Greta Thunberg has said that to keep the carbon in the ground and to keep global warming from going past or beyond the 1.5 Celsius mark we need to change the rules and change the system. But what new rules and what new system or systems would accomplish such goals? Let´s be honest: We do not know. This is where the idea of unbounded organization comes in. Unbounded organization is not a theory. It is an attitude. It is an ethical commitment to work together across sectors for the common good. Starting with the cultures that exist –which is the only place we can start— we work with cultural zones of proximal development (growth points) through mission-driven organizations. We have to find the growth points in practice. We have no one size fits all theory telling us in advance what they are.
The bottom line is ethical: meeting needs because they are needs. That is what community means. That is what solidarity means. I cannot say more here. I have tried as hard as I can to communicate clearly what it means to say that the basic cultural structure leads to physical dependence on the confidence of investors. It is unreliable. It is ungovernable. It is on a collision course with nature.
 Peter H. Diamandis and Steven Kotler,. Abundance: The Future Is Better Than You Think. New York: Free Press, 2012.
 For example, volume two, letters 26-50 of my Letters from Quebec. San Francisco and London: International Scholars Press, 1995 is titled ‘Methods for Transforming the Structures of the Modern World’. More of our writings can easily be found on Amazon, Google, ResearchGate, www.unboundedorganization.org ,here in Live Encounters, in Transcend Media Service, Journal of Critical Realism, Pressenza.Com, and Divyadaan, the journal of the philosophy institute of the Salesian province of India

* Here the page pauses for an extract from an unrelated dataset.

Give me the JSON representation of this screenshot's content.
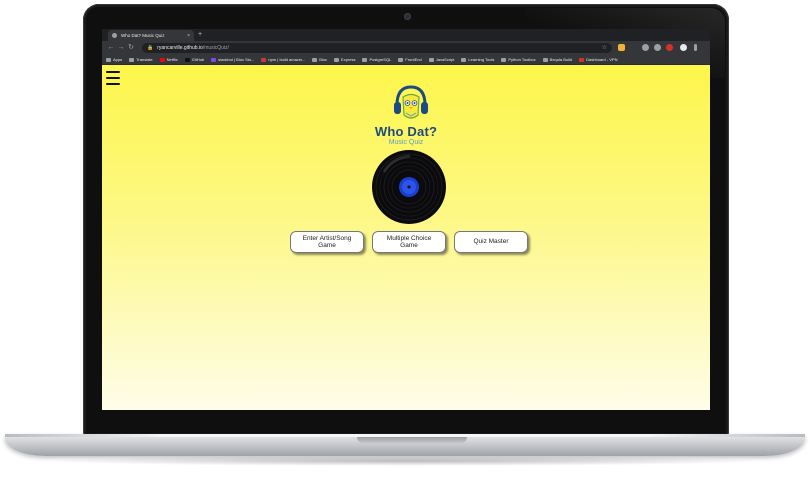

 André Orléan. L’Empire de la valeur : refonder l’économie. Paris: Seuil, 2011. The expression is introduced at Position 328 and then woven into an account that expresses better than I can how the relationships –and absence of relationships—it describes are fundamental for economic theory and for economic society.
 E.g. General Theory, p. 209. there agreeing with Hobson
 See Howard Richards and Joanna Swanger, Gandhi and the Future of Economics. Lake Oswego OR. Dignity Press, 2013: and also Summa Theologica, Second Part of the Second Part, Question 32, Article Five, reply to objection two: Martin Luther´s essay on the freedom of a Christian, and so on and on one could make an unending list of basic cultural structures different from the one currently dominant.
 This point is explained in more detail in Howard Richards. Moral (and Ethical) Realism. Journal of Critical Realism. Volume 18 (2019) pp. 285-302.
 Michael Kalecki. Political Aspects of Full Employment. Political Quarterly. Volume 14. (1943) Pp.322-331. P.325. Paul Krugman makes a similar point in his The Return of Depression Economics. New York: W.W Norton, 2009. P.111-114.
 Jeffrey Winters, Power in Motion: Capital Mobility and the Indonesian State. Ithaca: Cornell University Press, 1996.
 Michael Hudson, Killing the Host. San Diego: Target Books, 2015.
 Douglas Porpora, Cultural Rules and Material Relations. Social Theory Vol. 11 (1993) pp. 212-229.
 Jurgen Habermas, The Legitimation Crisis. Boston: Beacon Press, 1975. Karl Polanyi called modern society not capitalism but ‘market society’. Any number of mainstream scholars like Alex Inkeles have made up any number of lists of indicators defining the variable ‘modernity.’
 In her TED talk of January 28, 2019 and repeatedly.
© Howard Richards